Coping with the loss of someone we love is one of life's most painful challenges, but grief is a necessary part of processing the loss and remembering your loved one. Though the sadness can last for a prolonged period of time, it typically lessens with the passage of time.
Everyone has different coping mechanisms and so everyone grieves differently. Though most can recover on their own if they have good social support, it may take months or years to come to terms with a loss. There's no specified time period. Never let anyone tell you to get over it and move on.
It was once thought that grief went through a series of five steps or phases--denial, anger, bargaining, depression and acceptance.
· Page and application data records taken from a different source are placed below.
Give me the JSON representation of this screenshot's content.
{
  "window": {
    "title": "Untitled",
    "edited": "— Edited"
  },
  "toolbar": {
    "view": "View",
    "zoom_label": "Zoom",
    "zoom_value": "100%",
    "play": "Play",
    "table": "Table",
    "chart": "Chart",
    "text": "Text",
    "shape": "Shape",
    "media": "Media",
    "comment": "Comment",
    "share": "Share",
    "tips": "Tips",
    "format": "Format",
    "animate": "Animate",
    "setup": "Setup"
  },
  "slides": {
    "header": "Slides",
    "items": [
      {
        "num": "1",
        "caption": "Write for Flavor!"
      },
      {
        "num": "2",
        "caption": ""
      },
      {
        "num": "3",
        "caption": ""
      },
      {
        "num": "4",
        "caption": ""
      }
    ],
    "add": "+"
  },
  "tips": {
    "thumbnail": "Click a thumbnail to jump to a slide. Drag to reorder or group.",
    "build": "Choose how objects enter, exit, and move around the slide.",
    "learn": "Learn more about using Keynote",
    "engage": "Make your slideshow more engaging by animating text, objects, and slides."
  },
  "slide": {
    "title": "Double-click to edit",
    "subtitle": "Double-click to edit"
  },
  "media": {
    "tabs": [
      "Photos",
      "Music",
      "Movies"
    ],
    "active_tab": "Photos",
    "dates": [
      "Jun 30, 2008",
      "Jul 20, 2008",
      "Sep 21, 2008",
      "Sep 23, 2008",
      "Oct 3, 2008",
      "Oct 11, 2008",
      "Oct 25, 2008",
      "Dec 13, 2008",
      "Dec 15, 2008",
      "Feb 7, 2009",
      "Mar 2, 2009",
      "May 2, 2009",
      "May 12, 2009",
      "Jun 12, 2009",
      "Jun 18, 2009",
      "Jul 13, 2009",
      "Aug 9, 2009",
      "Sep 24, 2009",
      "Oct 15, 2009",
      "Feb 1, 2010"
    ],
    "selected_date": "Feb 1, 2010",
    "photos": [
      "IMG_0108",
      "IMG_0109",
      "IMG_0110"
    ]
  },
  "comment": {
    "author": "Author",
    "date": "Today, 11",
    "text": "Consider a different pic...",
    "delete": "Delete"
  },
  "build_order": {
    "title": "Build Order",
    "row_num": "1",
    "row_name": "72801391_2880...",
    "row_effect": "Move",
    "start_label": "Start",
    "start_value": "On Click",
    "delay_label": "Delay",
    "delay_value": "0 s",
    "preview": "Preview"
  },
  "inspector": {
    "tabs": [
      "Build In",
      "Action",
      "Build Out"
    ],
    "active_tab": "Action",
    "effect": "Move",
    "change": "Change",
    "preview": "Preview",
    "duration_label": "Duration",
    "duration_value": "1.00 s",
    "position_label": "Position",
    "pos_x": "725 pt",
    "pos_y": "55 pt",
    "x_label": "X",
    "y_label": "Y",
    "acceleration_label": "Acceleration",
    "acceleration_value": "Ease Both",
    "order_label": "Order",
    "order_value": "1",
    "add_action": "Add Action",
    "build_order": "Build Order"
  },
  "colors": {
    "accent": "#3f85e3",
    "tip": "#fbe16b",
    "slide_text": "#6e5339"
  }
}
But professionals now know that grief is not so simple. We don't progress through these stages in a step-by-step fashion. When we lose someone we love, we may find that we fit the stages to a tee, or we may skip all but one. We may race through them or drag our way to acceptance. As we're all unique, we may even add our own stages. In fact, the actual grief process looks a lot less like a neat set of stages and a lot more like a roller coaster ride.
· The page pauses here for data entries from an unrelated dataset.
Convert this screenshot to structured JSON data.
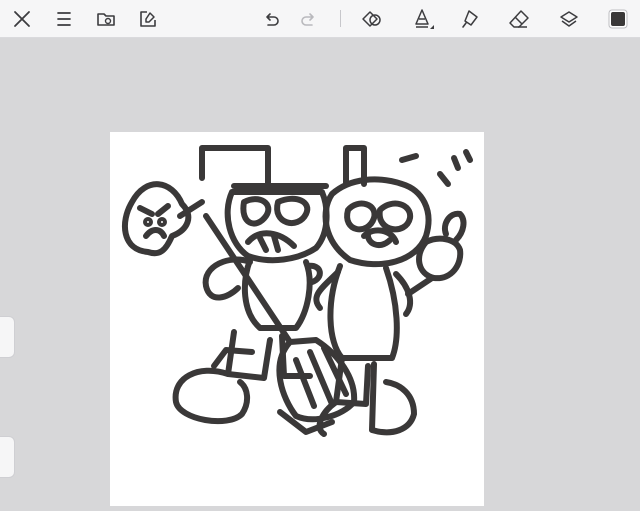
{
  "toolbar": {
    "left_tools": [
      {
        "name": "close-icon",
        "interactable": true
      },
      {
        "name": "menu-icon",
        "interactable": true
      },
      {
        "name": "gallery-folder-icon",
        "interactable": true
      },
      {
        "name": "canvas-actions-icon",
        "interactable": true
      }
    ],
    "history": [
      {
        "name": "undo-icon",
        "enabled": true
      },
      {
        "name": "redo-icon",
        "enabled": false
      }
    ],
    "right_tools": [
      {
        "name": "shapes-icon"
      },
      {
        "name": "pen-tool-icon"
      },
      {
        "name": "fill-bucket-icon"
      },
      {
        "name": "eraser-icon"
      },
      {
        "name": "layers-icon"
      },
      {
        "name": "color-swatch"
      }
    ],
    "current_color": "#3a3838"
  },
  "canvas": {
    "background": "#ffffff",
    "stroke_color": "#3a3838"
  },
  "colors": {
    "toolbar_bg": "#f6f6f7",
    "workspace_bg": "#d7d7d9",
    "icon": "#3c3c3f",
    "icon_disabled": "#b9b9bd"
  }
}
You may find some of the following strategies useful in coming to terms with the loss of a loved one.
First of all, know that mourning the loss of someone you love will take time, but the journey can also be a catalyst for a renewed sense of purpose. Through grief, people often find a new direction and new meaning in life. Don't be afraid to try something new. Along with the good memories, let your heart embrace hope.
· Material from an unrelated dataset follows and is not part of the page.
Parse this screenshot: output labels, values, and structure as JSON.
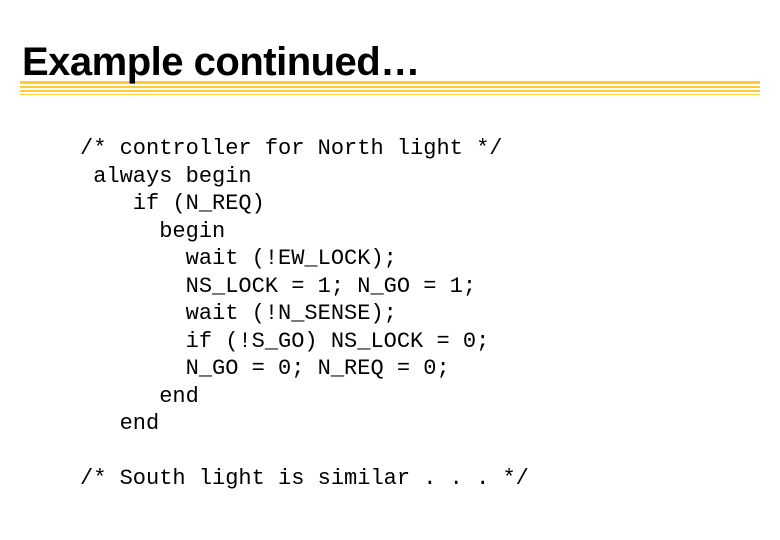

Talk about the death of your loved one with family and friends. It will help you process the loss, and the memories will ease the weight of your sadness.
People experience all kinds of emotions after the death of someone close, some unexpected. Sadness, anger, frustration, shock, confusion, and even exhaustion are normal. Accept these feelings and take care of yourself. Eat well, exercise, and get plenty of rest. It will help you get through the day.
It can also help to talk to others who're grieving. Reach out to them and share your experiences. There are support groups online where you can connect with others who've suffered a loss. Sharing your stories will make you feel better and help you cope.
Celebrate the life of your loved one in a way that allows you to honor that unique relationship. Donate to a favorite charity of the deceased, go through photos of happier times, write your deceased loved one a poem or letter, or plant a garden in your loved one's memory. Do whatever feels right to you.
If you feel stuck or overwhelmed by your emotions, it may help to talk to a counselor or other mental health professional who can help you cope with your feelings.
And finally, don't lose hope. Brighter days are ahead.